I don’t really know if anyone knows the whole story.
The whole story is painful. It is beautiful.
When my little congregation formed in January, 2004 as a havurah, our first meetings were held at a local church in Concord, North Carolina. One of our interfaith couples suggested that church; one of the two spouses was an active and happy member at that church.
So we met in their fellowship hall once a month or so for about a year.
None of us knew that there was a deep division in the community about our presence. None of us knew that the minister (who has long since moved away) was being visited each week by church members who believed Jews worshipping in the church was a real danger to the community. She told me later what they had said.
“The Jews will destroy the church.”
I had a few other minister friends in Concord. One was Pastor Steve Ayers, of McGill Baptist Church. Wounded and shocked, I told him what had happened.
He said, “Come to McGill, Barbara.”
So we moved to a Baptist church in Concord.
We knew that some Jews would automatically assume that we were messianic and would not dare to come and find out otherwise. We knew that some people would call McGill and ask if Jews met there. We knew both congregations might take a hit for their conviction that they could worship in the same space with love, tenderness, and respect.
In the very first year we were at McGill we learned we would have to raise thousands of dollars to restore our first Torah. For twelve families, that was a daunting challenge. Steve told me that McGill Baptist would refuse to take any rent; whatever money we had should go to the restoration.
To this day, I remind congregants that some of the letters on our first Torah were put there by Baptist generosity.
Sometimes, despite all our busy schedules, we managed to do congregational things together – a joint Hanukkah-Christmas party, a trip to see the Dead Sea Scroll exhibit when it came to Charlotte. I visited the McGill Baptist Adult Education class every year and spoke on a range of different topics to a community of enthusiastic and loving learners.
I stood before the congregation yesterday to thank them. I cried through each word. I thought of the things that had happened to me in that sanctuary.
Before we made the move to McGill, the congregation had invited me to deliver a talk on Judaism. After a long and wonderfully enthusiastic conversation with congregants at a program that was supposed to last an hour and turned into almost three hours, I turned to my husband, Ralf, and said, “I think I better apply to rabbinical school – I need to know a lot more than I do to answer questions like those.”
Later, I joked that I got the “call” in a Baptist sanctuary.
I have sung Avinu Malkeynu with passion and power in that room. I have prostrated onto its floor. I have felt the souls of my ancestors attending to our prayers.
I have heard birds chirping at the window while we sang Elohai neshama, “my God, the soul you have given me is pure.”
I have seen my congregants dance across the sanctuary floor. Children have sung prayers and chanted from our Torahs. We have celebrated, and celebrated, and celebrated again.
God has flowed right through my bones.

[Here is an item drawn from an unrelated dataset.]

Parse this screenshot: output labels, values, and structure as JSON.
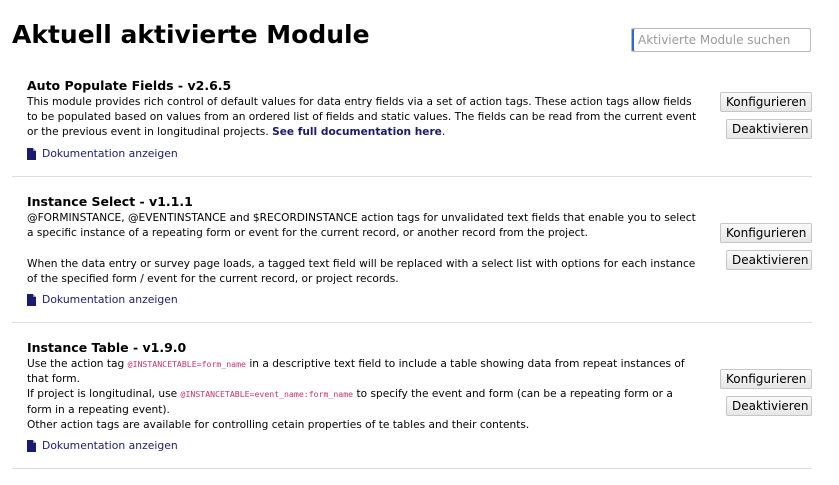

How could I manage to tell those generous people at McGill that I became a better rabbi in their sanctuary, that I learned how to serve the Holy One there?
At yesterday’s service, Pastor Steve gave Temple Or Olam a blessing. He wished us well as we move closer to the university area, to another location and a different part of the way on our path. He reminded his congregation (and us) that living the love of God is our task. We are the face of the divine, he said. Sometimes we are the only messenger to others for that love.
He spoke about what it means to love others who are not always like you, who speak or look or act differently, but who need your outstretched arms, your heart and soul extended.
B’tzelem Elohim, in the image of God were we created. Each of us is a face of the Divine.
To all of you at McGill Baptist Church: For your grace, your generosity, your open-heartedness, and your love, I say again, “thank you.”
God knows the whole story.
2 Replies to “The Whole Story”
Lovely, Rabbi. While I was with you at the alter, the love and attention flowing from the congregation to you was palpable. In their sadness, their well-wishes and fond farewells were sincere.
I had no idea how hard it would be to say goodbye. Learning that was a kind of gift, I think. Thank you for your kind words; they are deeply appreciated.